- **EXERCISE AIM**
The lines below should be written out again in full, exactly as they are.

- **EXTRACTED INFORMATION**
- - - - -

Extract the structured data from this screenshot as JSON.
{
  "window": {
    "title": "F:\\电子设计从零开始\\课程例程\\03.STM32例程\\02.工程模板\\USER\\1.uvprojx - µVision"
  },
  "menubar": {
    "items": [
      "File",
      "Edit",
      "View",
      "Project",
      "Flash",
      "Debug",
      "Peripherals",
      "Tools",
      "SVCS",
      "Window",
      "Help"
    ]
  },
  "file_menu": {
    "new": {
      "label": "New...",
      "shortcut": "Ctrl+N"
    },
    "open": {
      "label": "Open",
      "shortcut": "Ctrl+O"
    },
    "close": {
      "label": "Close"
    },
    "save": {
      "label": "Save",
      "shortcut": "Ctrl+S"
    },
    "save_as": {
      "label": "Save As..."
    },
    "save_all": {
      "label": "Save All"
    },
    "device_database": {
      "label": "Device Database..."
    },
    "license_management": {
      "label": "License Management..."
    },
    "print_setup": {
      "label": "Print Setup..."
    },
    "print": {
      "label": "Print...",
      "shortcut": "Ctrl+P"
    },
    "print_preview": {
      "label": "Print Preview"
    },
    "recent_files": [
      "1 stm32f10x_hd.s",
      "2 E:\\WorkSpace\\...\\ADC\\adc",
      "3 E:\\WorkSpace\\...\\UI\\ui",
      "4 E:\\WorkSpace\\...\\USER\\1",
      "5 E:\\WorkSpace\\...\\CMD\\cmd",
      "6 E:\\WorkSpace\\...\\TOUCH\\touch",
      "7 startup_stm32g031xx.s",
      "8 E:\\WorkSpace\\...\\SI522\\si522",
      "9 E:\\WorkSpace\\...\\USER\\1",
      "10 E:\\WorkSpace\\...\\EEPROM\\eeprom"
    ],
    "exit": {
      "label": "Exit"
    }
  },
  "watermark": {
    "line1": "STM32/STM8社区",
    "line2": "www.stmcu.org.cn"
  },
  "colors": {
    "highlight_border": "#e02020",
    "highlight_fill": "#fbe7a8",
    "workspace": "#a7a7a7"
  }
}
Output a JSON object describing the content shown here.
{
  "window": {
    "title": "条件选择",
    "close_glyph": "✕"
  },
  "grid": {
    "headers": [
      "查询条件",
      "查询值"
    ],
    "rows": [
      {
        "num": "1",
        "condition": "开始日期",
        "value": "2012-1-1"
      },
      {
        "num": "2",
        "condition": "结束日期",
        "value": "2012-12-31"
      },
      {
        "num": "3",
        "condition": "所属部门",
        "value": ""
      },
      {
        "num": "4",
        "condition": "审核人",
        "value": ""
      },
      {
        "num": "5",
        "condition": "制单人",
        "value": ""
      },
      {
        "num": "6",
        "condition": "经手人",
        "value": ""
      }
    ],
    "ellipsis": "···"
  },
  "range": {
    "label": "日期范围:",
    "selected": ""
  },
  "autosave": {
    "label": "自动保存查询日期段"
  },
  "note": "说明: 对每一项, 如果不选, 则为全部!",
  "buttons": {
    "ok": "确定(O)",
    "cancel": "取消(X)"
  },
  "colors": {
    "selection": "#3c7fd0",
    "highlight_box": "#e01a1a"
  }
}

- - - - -

- **EXPECTED ANSWER**
Extract the structured data from this screenshot as JSON.
{
  "window": {
    "title": "F:\\电子设计从零开始\\课程例程\\03.STM32例程\\02.工程模板\\USER\\1.uvprojx - µVision"
  },
  "menubar": {
    "items": [
      "File",
      "Edit",
      "View",
      "Project",
      "Flash",
      "Debug",
      "Peripherals",
      "Tools",
      "SVCS",
      "Window",
      "Help"
    ]
  },
  "file_menu": {
    "new": {
      "label": "New...",
      "shortcut": "Ctrl+N"
    },
    "open": {
      "label": "Open",
      "shortcut": "Ctrl+O"
    },
    "close": {
      "label": "Close"
    },
    "save": {
      "label": "Save",
      "shortcut": "Ctrl+S"
    },
    "save_as": {
      "label": "Save As..."
    },
    "save_all": {
      "label": "Save All"
    },
    "device_database": {
      "label": "Device Database..."
    },
    "license_management": {
      "label": "License Management..."
    },
    "print_setup": {
      "label": "Print Setup..."
    },
    "print": {
      "label": "Print...",
      "shortcut": "Ctrl+P"
    },
    "print_preview": {
      "label": "Print Preview"
    },
    "recent_files": [
      "1 stm32f10x_hd.s",
      "2 E:\\WorkSpace\\...\\ADC\\adc",
      "3 E:\\WorkSpace\\...\\UI\\ui",
      "4 E:\\WorkSpace\\...\\USER\\1",
      "5 E:\\WorkSpace\\...\\CMD\\cmd",
      "6 E:\\WorkSpace\\...\\TOUCH\\touch",
      "7 startup_stm32g031xx.s",
      "8 E:\\WorkSpace\\...\\SI522\\si522",
      "9 E:\\WorkSpace\\...\\USER\\1",
      "10 E:\\WorkSpace\\...\\EEPROM\\eeprom"
    ],
    "exit": {
      "label": "Exit"
    }
  },
  "watermark": {
    "line1": "STM32/STM8社区",
    "line2": "www.stmcu.org.cn"
  },
  "colors": {
    "highlight_border": "#e02020",
    "highlight_fill": "#fbe7a8",
    "workspace": "#a7a7a7"
  }
}
Output a JSON object describing the content shown here.
{
  "window": {
    "title": "条件选择",
    "close_glyph": "✕"
  },
  "grid": {
    "headers": [
      "查询条件",
      "查询值"
    ],
    "rows": [
      {
        "num": "1",
        "condition": "开始日期",
        "value": "2012-1-1"
      },
      {
        "num": "2",
        "condition": "结束日期",
        "value": "2012-12-31"
      },
      {
        "num": "3",
        "condition": "所属部门",
        "value": ""
      },
      {
        "num": "4",
        "condition": "审核人",
        "value": ""
      },
      {
        "num": "5",
        "condition": "制单人",
        "value": ""
      },
      {
        "num": "6",
        "condition": "经手人",
        "value": ""
      }
    ],
    "ellipsis": "···"
  },
  "range": {
    "label": "日期范围:",
    "selected": ""
  },
  "autosave": {
    "label": "自动保存查询日期段"
  },
  "note": "说明: 对每一项, 如果不选, 则为全部!",
  "buttons": {
    "ok": "确定(O)",
    "cancel": "取消(X)"
  },
  "colors": {
    "selection": "#3c7fd0",
    "highlight_box": "#e01a1a"
  }
}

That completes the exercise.